Published Date: 05/19/2014
By Reneé Watkins
More and more businesses are embracing the use of remote, or virtual, employees. Whether the opportunity to work remotely is provided as a perk, a recruiting tool or for cutting costs, it requires a different mindset on the part of both the employee and their manager to be successful.
Some managers would argue it is difficult to manage employees working on the same floor of the same building, let alone across the country or on another continent altogether. Despite the advent of technology designed to enable team collaboration around the globe, there can be challenges with managing remote employees.
Employees and managers alike wrestle with trust issues in a remote situation. Often remote employees are rarely seen in person on a regular basis. Management can sometimes question whether work is being done when they cannot see it with their own eyes. Remote employees wonder if they are getting the same or as much information as their counterparts at the home office.
Peers who may not have the opportunity to work remotely may show signs of resentment toward remote employees. This can serve to alienate remote employees and lead to being disengaged. In some instances, remote employees do not receive the same level of recognition as local employees upon completion of a significant milestone – “Out of sight, out of mind.”
Hiring the right worker for a remote opportunity usually means someone who is trustworthy and professional enough to work independently and efficiently with little direction from management. For this same reason, management needs to make an extra effort to include remote employees in meetings, announcements and other activities as if they were on-site.
Here are some tips on how to manage remote workers:
Regular Status Updates
These should be held often enough to stay in sync with the remote employee, but not so often as to constitute micromanagement. By definition, a remote worker should not need micromanagement. However, if the remote worker desires more frequent status updates, do everything you can to accommodate them. This is a sign they desire more interaction and you want to keep them engaged in their job and the objectives you are working to achieve.
Work and Play

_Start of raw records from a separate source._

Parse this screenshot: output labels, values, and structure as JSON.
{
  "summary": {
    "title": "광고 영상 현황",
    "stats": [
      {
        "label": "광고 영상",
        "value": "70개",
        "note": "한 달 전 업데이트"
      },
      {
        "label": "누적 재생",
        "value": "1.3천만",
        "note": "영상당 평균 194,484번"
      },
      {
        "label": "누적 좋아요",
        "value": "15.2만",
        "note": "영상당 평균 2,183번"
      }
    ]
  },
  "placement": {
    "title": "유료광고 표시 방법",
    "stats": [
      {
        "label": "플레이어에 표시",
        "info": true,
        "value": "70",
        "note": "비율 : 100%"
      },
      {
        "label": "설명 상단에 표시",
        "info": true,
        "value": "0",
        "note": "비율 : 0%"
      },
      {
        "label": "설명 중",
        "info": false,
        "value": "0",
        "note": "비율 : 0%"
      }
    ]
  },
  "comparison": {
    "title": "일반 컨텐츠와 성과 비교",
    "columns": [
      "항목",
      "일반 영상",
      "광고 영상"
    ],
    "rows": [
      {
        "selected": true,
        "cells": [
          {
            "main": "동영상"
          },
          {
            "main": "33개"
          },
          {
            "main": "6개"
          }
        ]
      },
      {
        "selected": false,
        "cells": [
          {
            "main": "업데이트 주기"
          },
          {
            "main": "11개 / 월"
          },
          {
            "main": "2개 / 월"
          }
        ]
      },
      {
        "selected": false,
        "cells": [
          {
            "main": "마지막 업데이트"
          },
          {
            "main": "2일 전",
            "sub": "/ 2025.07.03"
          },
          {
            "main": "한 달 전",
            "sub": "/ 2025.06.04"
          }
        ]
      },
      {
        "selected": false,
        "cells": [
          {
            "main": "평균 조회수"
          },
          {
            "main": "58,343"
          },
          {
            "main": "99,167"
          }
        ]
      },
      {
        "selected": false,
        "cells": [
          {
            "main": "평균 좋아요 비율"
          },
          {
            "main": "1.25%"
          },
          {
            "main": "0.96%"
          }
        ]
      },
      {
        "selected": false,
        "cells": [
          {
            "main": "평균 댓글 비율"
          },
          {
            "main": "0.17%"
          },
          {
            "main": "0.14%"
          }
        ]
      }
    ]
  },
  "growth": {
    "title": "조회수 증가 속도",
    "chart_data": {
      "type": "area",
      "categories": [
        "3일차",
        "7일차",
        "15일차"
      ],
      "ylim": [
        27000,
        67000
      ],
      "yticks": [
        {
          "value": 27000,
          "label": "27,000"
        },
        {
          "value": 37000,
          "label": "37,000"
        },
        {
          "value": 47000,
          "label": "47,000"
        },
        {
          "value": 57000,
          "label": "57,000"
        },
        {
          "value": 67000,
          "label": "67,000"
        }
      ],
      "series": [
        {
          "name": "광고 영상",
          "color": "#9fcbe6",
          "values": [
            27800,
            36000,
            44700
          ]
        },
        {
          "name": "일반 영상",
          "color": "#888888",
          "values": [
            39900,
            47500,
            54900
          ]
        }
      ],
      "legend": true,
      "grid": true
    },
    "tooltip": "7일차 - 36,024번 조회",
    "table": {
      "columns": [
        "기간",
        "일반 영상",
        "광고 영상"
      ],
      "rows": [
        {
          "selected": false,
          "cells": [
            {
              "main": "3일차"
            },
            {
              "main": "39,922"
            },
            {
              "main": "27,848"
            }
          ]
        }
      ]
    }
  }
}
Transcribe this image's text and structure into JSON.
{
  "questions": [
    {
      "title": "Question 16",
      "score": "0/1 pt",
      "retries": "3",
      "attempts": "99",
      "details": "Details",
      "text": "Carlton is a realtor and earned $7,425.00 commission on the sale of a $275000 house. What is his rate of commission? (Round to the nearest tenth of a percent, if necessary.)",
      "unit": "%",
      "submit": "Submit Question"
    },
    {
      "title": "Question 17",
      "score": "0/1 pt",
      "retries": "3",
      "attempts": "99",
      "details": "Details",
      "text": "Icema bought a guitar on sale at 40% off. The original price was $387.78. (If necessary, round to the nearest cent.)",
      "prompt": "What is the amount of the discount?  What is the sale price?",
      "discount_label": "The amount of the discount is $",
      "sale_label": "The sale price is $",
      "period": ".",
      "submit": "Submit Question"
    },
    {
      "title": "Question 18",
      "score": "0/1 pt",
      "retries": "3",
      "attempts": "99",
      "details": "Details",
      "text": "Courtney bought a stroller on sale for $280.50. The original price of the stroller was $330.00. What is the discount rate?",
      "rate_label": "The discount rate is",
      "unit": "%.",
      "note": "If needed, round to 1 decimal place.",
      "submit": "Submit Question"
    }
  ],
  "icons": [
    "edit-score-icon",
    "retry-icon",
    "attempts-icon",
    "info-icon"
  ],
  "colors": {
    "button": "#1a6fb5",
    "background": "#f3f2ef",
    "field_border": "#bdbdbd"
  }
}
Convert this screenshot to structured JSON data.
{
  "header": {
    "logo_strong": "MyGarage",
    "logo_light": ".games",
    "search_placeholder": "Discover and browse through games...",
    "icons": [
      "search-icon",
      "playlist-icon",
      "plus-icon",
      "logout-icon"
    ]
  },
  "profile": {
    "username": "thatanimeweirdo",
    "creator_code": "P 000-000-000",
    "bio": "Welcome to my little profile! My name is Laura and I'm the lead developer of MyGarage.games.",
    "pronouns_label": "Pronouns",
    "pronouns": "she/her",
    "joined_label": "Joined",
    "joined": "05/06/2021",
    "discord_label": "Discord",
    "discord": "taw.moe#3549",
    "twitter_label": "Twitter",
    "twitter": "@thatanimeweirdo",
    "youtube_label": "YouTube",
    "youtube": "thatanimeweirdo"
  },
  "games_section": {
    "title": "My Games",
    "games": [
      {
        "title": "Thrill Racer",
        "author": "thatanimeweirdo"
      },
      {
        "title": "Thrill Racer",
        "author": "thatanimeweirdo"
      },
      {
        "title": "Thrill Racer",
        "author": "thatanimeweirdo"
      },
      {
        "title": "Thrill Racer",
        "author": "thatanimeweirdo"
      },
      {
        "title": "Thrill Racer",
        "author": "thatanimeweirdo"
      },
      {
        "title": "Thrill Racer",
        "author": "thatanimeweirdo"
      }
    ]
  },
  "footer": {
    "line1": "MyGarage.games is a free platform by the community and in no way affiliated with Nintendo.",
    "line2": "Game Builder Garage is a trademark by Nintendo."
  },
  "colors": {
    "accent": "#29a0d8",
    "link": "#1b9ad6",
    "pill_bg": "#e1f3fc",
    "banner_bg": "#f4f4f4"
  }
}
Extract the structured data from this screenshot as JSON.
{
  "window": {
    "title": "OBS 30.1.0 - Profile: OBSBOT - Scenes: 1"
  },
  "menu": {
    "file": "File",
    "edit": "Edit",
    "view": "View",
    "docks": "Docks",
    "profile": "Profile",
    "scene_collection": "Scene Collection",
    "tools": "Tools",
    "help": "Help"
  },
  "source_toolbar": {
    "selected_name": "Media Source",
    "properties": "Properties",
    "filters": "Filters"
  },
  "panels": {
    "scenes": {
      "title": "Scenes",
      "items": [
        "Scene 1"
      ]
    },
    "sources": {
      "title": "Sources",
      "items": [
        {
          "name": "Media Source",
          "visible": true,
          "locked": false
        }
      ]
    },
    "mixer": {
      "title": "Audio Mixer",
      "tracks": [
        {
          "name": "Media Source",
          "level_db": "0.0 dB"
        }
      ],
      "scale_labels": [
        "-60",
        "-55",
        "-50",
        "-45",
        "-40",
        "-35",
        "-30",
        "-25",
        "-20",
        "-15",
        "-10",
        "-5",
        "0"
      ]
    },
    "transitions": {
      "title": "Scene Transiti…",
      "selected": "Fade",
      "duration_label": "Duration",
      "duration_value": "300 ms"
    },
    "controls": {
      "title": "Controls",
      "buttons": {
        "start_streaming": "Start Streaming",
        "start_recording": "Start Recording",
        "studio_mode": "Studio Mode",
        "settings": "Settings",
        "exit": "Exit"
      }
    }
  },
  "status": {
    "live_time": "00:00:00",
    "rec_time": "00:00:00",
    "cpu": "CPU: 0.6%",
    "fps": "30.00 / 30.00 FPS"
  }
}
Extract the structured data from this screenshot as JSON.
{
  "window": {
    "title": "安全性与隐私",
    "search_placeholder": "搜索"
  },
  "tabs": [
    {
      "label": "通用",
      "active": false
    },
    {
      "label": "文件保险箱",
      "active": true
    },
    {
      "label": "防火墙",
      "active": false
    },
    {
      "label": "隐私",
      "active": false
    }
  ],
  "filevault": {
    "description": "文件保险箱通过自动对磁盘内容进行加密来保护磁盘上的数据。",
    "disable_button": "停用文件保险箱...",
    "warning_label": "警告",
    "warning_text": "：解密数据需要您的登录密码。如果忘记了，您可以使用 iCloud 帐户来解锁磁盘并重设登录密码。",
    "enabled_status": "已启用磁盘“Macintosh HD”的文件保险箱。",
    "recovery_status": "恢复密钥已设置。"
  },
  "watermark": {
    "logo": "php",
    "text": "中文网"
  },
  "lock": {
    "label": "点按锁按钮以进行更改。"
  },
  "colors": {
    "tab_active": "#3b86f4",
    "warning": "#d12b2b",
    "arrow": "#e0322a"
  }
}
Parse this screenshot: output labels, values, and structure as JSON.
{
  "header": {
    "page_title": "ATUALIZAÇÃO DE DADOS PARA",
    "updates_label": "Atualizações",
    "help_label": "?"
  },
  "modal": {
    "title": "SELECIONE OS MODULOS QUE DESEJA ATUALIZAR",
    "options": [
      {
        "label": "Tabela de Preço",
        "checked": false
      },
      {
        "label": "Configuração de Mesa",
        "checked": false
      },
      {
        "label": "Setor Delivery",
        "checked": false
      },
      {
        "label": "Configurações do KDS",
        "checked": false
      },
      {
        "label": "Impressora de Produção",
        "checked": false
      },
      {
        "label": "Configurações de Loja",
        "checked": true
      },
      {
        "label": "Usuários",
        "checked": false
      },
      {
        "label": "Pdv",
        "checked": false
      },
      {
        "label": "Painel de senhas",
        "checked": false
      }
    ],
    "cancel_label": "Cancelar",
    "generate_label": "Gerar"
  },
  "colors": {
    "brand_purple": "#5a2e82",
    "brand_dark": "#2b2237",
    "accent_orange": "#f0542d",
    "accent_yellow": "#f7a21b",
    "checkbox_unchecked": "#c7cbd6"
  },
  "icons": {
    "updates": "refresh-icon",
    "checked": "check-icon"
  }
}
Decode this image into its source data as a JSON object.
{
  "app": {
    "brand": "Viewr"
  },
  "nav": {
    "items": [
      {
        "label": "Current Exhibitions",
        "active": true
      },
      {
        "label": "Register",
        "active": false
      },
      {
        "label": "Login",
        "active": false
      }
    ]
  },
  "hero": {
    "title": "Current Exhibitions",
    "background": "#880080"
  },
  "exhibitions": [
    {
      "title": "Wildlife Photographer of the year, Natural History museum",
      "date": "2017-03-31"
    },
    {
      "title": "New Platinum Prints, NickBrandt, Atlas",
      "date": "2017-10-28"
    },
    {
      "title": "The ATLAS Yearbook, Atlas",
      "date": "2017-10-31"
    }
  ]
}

Remember interaction is not always about work. Employees and managers who work in the same office will naturally establish a bond on a personal level as well and engage in conversations which are non-work-related. Remote employees do not get this type of daily interaction, so it is important to work harder to have conversations about something other than work from time-to-time. Encourage other team members to reach out as well. If feasible, make sure remote employees are brought in for group activities or outings.
Where teams are involved, route documents and status emails to the entire group throughout the life of the project. Make sure everyone understands the importance of their own role, as well as others. Keep the remote employees involved and visible to the project and project team.
Open Lines of Communication
Remote workers are less likely to report problems out of fear they will lose the opportunity to work remotely. Also, it is more difficult to recognize a worker who is under stress when they are not in the office each day. Make sure your remote workers know you are there to help them be successful and they have an equal amount of access to your attention as local team members, regardless of distance or geography.